***** Working data

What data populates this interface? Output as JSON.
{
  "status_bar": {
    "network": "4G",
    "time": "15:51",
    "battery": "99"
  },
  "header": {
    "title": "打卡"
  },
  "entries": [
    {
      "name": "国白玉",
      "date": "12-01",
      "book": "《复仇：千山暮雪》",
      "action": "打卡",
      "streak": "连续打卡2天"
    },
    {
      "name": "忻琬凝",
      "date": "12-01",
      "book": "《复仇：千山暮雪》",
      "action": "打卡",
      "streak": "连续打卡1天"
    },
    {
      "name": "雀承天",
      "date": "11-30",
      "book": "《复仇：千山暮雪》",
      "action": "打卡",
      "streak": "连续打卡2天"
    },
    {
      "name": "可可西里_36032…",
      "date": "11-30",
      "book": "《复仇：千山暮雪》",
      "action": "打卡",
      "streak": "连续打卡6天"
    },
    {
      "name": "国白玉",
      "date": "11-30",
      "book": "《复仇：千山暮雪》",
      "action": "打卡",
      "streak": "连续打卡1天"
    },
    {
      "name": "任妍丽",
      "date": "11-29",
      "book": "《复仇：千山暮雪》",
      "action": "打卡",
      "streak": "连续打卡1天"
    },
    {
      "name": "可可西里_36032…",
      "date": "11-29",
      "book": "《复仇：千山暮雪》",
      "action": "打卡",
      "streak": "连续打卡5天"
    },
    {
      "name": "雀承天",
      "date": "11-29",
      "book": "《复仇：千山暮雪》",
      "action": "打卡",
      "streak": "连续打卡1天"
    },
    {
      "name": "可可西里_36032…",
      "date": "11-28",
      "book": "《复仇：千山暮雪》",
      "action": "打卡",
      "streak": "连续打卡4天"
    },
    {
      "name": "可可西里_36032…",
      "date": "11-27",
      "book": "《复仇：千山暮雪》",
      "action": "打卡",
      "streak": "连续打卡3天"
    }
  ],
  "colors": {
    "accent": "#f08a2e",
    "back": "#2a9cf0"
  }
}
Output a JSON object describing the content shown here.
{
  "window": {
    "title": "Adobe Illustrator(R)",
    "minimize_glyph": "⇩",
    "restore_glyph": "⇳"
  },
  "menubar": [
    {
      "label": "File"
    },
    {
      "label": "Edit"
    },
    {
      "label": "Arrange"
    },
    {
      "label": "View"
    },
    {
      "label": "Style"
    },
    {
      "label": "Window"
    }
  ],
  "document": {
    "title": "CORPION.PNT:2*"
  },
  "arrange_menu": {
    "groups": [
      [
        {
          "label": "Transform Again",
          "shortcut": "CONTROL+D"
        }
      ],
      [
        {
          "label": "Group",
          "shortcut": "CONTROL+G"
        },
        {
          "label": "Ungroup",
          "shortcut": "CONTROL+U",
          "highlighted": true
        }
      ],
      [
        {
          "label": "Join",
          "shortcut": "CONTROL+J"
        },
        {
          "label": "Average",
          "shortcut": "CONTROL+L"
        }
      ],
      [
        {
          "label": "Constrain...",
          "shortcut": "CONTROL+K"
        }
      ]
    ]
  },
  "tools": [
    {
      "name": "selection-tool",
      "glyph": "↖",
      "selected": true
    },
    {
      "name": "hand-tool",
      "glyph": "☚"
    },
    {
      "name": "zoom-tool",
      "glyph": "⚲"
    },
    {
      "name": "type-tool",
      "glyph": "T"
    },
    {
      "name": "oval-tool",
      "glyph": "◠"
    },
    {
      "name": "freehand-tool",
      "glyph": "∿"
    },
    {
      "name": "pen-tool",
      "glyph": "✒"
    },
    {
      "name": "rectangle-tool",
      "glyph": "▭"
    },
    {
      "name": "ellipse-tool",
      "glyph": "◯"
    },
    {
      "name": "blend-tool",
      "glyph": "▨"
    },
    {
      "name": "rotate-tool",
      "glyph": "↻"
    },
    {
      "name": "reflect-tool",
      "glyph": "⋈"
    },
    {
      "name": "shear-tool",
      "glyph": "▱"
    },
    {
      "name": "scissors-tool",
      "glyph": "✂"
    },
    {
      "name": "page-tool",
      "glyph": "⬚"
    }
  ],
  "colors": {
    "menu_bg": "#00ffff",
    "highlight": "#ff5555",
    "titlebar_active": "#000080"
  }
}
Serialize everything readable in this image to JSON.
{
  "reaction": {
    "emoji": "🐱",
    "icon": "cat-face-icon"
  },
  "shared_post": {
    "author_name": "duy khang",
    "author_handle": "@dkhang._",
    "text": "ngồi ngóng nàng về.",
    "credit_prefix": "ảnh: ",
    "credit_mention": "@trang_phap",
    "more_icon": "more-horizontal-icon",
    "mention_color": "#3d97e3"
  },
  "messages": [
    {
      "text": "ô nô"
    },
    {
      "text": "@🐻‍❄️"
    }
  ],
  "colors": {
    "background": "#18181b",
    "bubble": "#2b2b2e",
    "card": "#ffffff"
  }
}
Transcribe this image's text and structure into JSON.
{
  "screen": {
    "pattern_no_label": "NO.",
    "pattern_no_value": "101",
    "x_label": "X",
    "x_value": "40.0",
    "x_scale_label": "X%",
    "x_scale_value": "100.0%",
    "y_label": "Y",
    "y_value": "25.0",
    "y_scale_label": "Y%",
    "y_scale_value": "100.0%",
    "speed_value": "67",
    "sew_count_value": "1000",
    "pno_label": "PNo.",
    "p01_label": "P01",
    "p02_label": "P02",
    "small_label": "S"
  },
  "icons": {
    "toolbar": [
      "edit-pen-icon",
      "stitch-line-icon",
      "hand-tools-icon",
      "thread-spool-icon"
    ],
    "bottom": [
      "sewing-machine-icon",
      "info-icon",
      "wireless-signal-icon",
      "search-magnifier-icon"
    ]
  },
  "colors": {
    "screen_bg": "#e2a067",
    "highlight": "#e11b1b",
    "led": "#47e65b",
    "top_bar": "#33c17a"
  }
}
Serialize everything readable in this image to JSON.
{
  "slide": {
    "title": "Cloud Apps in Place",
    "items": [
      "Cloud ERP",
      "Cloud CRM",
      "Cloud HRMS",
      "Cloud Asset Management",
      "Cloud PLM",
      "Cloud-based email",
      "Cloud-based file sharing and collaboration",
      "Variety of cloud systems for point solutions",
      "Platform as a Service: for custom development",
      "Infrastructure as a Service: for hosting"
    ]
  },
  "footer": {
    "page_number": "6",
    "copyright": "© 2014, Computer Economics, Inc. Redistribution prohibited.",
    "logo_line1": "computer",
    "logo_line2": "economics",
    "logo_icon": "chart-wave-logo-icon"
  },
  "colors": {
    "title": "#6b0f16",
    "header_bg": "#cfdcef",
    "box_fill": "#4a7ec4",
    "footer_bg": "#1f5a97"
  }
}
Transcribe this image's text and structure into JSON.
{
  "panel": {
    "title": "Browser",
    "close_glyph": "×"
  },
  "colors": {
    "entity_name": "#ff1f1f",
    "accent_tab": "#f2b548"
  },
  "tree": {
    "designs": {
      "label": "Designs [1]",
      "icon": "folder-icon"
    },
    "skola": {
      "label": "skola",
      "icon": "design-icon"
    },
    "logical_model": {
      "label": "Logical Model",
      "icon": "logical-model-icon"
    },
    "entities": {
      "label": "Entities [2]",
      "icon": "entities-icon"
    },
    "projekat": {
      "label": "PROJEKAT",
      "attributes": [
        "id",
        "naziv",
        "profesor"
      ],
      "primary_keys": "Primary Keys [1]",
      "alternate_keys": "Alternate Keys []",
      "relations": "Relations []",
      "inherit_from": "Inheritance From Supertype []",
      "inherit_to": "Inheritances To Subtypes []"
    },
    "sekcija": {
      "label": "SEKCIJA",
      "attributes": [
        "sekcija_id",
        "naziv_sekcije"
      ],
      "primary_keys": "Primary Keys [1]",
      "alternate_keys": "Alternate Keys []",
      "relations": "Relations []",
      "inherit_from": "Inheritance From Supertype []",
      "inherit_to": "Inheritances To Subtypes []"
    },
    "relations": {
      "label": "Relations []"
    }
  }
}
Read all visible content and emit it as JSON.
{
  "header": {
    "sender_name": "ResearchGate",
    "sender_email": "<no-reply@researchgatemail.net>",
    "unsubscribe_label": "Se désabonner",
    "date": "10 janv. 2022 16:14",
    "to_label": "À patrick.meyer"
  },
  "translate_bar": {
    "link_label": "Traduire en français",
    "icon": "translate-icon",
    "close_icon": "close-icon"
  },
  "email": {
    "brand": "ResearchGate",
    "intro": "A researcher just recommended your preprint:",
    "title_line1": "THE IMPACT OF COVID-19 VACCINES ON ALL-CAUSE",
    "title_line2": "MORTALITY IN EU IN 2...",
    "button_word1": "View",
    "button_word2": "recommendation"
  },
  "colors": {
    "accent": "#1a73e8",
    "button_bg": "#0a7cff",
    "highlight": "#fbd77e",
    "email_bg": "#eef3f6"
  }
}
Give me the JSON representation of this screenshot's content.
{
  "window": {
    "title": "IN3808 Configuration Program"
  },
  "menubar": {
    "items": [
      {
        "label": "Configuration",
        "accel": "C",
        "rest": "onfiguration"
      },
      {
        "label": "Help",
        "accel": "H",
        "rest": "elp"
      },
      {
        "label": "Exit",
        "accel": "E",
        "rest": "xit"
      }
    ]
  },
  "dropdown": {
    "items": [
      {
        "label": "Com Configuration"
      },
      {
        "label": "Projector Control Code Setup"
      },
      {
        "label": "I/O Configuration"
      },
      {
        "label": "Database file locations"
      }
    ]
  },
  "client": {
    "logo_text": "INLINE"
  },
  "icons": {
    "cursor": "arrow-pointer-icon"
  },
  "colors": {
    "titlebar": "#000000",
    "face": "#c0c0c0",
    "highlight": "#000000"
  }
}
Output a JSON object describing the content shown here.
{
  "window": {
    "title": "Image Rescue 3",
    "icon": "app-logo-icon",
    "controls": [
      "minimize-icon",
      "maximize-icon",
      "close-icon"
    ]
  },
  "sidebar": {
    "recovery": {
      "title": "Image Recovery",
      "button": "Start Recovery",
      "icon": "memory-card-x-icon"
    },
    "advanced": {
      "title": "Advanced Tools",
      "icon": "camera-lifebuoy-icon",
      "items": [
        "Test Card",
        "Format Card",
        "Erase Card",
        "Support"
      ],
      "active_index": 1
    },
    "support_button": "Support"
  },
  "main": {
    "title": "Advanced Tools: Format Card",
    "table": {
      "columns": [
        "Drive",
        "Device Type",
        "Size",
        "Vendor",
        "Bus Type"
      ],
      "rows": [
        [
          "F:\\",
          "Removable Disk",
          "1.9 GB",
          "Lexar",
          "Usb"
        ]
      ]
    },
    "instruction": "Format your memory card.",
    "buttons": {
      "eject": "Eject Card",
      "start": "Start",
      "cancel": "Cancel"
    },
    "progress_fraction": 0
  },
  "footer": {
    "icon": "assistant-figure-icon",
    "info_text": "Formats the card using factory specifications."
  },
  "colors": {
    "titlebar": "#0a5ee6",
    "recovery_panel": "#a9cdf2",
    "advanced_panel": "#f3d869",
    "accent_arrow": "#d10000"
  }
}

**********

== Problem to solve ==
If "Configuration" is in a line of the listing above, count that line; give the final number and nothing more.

== Task result ==
4